If you do nothing else during training sessions, at least impress upon supervisors and managers the costly mess that can result if they allow any sort of harassment or retaliation in their departments.
And remind them that it doesn’t matter if employee complaints fail to stand up in court. Even if you win a harassment or retaliation lawsuit, you will have spent countless hours and tens of thousands of dollars defending against accusations that should never have surfaced in the first place.
Recent case: Jane Caldwell went to work for the Environmental Protection Agency (EPA). There, she quickly discovered what she considered sexism and sexual harassment. For example, sometimes suggestive e-mail printouts would appear on her office chair while she was away.

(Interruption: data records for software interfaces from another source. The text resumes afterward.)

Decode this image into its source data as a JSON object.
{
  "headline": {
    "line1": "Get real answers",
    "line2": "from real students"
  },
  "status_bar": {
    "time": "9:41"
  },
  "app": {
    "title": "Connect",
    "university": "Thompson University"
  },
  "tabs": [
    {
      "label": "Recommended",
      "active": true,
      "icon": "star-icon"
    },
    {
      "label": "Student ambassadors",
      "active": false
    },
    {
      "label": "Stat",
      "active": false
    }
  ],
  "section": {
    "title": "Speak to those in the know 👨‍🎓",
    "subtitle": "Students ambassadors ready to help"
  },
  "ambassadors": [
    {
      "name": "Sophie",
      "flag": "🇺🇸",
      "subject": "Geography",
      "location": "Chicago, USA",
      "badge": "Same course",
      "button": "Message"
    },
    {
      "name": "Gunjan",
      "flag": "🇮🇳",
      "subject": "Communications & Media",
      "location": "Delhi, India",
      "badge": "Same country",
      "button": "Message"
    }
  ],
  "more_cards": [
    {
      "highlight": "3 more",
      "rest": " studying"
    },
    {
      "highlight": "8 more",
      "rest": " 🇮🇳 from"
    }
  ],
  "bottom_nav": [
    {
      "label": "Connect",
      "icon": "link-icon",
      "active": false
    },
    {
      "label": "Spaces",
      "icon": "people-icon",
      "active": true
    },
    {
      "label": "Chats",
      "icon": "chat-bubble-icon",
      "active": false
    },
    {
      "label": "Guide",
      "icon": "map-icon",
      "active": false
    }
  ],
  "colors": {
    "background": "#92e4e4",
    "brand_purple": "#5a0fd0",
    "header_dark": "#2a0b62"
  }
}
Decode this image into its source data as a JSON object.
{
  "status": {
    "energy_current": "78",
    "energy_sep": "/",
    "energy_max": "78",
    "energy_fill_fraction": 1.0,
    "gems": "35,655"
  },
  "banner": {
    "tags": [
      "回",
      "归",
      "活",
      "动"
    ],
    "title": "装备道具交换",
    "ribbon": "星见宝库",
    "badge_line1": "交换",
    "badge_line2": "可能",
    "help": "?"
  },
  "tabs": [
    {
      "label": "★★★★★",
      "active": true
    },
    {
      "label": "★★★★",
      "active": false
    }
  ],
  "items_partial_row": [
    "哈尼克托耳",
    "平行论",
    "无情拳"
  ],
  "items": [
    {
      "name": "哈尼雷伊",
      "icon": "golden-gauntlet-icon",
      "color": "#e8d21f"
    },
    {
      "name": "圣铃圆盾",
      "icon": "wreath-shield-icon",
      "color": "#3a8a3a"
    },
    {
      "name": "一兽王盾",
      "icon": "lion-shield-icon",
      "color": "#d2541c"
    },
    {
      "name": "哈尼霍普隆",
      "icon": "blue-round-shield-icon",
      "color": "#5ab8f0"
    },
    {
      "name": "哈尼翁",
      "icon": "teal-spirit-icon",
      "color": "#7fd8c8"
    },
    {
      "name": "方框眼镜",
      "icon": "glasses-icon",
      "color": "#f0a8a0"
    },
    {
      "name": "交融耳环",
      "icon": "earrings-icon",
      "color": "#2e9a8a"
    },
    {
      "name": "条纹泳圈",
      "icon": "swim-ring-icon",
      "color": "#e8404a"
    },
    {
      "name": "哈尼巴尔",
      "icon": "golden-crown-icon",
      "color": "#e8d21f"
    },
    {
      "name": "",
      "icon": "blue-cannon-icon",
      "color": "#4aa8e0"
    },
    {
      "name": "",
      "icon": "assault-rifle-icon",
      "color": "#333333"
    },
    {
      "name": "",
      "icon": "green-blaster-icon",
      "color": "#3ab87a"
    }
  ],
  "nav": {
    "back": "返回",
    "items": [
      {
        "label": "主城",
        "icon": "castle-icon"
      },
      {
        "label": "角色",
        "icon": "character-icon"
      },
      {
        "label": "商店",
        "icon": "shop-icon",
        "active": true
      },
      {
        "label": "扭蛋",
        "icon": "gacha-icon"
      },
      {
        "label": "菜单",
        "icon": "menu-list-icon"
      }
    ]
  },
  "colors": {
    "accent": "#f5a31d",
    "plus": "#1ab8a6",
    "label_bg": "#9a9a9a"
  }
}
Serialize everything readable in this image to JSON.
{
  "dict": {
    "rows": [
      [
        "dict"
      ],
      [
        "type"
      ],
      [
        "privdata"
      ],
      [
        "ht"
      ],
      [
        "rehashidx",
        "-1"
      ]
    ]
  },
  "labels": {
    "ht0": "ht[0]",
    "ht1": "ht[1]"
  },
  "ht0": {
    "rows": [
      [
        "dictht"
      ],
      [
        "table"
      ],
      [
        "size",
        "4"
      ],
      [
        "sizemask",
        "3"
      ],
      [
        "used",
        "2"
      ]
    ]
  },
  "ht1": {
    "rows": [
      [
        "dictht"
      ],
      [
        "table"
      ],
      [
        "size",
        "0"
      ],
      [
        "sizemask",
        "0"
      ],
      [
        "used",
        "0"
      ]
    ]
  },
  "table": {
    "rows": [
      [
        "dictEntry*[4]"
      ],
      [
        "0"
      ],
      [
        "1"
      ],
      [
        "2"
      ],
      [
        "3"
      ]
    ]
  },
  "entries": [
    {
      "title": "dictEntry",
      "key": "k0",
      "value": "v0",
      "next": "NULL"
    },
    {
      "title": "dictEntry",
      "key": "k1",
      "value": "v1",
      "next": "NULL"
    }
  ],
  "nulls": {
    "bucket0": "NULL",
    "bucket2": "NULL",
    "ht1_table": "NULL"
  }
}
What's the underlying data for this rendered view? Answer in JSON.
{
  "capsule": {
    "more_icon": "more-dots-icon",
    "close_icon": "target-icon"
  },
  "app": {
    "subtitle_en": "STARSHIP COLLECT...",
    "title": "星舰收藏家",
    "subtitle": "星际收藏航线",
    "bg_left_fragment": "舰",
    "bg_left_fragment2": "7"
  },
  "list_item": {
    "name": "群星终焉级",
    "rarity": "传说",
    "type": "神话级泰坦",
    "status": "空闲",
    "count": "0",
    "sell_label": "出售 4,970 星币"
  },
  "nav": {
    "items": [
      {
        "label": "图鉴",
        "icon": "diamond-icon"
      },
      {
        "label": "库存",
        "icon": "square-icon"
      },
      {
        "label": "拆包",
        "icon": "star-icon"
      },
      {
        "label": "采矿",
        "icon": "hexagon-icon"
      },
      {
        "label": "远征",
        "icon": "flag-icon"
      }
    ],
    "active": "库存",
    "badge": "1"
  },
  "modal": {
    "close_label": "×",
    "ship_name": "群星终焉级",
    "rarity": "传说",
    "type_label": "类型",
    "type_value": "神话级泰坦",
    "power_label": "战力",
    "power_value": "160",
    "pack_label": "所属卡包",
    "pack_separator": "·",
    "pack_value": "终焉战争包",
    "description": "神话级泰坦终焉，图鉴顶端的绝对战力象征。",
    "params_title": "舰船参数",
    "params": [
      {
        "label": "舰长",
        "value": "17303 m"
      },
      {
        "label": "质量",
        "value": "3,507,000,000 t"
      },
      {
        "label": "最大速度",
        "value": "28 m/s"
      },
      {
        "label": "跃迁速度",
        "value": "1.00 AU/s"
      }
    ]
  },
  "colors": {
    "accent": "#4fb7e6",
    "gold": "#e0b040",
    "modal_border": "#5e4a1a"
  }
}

Other times, a male colleague would sit in her office, wearing bright yellow short shorts that gave her a view she would rather not have had to take in.
Caldwell and severa...(register to read more)
- How to Fire an Employee the Legal Way: 6 Termination Guidelines
- Stare masters: How much ogling equals harassment?
- Safety violations cost Cintas $3 million in 3 months
- Beware expanding EEOC investigation after employee complains about discrimination
- New challenge for Texas employers: Transgender employees' restroom rights